Scan the entries for lines with "obelisco" and say how many there are, with nothing more.

### THE DATA
----------------

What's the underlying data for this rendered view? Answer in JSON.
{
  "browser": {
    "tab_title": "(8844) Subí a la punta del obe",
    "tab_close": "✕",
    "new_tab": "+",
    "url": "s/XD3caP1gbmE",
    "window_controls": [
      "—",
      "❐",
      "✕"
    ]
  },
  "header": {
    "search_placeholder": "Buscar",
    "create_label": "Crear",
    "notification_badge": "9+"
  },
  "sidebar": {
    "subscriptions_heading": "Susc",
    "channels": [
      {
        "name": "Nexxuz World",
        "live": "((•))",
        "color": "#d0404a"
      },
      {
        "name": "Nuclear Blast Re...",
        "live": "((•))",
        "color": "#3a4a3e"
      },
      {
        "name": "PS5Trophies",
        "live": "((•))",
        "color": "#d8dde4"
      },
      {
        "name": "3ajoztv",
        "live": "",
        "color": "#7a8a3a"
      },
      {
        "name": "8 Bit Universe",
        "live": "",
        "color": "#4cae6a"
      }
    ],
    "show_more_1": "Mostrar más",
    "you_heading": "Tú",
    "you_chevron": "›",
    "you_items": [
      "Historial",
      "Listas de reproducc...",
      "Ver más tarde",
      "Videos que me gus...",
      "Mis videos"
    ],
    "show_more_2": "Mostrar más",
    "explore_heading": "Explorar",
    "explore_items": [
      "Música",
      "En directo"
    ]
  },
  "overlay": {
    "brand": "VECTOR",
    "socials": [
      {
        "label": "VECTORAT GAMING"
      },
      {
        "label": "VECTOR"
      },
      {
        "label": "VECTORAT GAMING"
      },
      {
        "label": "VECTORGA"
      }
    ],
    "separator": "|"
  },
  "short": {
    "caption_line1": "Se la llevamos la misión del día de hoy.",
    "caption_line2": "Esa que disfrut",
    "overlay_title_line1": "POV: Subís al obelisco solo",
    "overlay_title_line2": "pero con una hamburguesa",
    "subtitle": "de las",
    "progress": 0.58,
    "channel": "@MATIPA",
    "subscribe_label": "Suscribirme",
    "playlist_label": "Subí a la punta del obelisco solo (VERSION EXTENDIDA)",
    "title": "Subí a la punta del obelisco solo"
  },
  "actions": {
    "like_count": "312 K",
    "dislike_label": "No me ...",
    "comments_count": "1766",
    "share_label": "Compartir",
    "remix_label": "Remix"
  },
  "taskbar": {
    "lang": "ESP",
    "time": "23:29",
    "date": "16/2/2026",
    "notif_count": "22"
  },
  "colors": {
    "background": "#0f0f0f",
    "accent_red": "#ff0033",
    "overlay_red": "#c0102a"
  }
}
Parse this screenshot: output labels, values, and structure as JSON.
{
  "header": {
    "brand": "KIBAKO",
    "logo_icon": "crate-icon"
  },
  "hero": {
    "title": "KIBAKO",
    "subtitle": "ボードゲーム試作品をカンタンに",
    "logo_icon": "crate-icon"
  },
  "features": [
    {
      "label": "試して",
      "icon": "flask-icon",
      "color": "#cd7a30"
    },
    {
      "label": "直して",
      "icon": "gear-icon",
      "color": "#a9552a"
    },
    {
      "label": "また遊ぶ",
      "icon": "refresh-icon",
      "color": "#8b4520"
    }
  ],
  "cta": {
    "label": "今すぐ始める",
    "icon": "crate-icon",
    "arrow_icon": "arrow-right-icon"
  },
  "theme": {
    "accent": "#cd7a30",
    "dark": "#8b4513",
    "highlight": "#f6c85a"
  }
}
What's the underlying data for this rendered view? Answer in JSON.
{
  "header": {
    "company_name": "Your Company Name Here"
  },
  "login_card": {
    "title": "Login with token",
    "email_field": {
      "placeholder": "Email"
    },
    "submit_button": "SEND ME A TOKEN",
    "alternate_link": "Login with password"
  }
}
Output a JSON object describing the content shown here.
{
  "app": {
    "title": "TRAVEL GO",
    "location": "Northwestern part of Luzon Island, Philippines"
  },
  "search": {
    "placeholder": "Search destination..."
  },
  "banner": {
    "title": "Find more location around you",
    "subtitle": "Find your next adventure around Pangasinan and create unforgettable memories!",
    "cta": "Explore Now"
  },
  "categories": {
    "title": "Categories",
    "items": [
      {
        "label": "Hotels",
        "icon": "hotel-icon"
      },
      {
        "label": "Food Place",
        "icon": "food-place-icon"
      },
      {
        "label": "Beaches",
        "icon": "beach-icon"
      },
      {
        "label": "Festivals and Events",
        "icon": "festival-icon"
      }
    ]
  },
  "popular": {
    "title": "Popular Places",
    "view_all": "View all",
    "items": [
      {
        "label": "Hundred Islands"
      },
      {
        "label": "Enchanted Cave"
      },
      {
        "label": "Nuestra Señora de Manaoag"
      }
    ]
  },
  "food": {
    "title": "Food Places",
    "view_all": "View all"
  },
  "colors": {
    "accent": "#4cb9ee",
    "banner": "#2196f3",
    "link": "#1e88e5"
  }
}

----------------

### TASK SOLUTION
3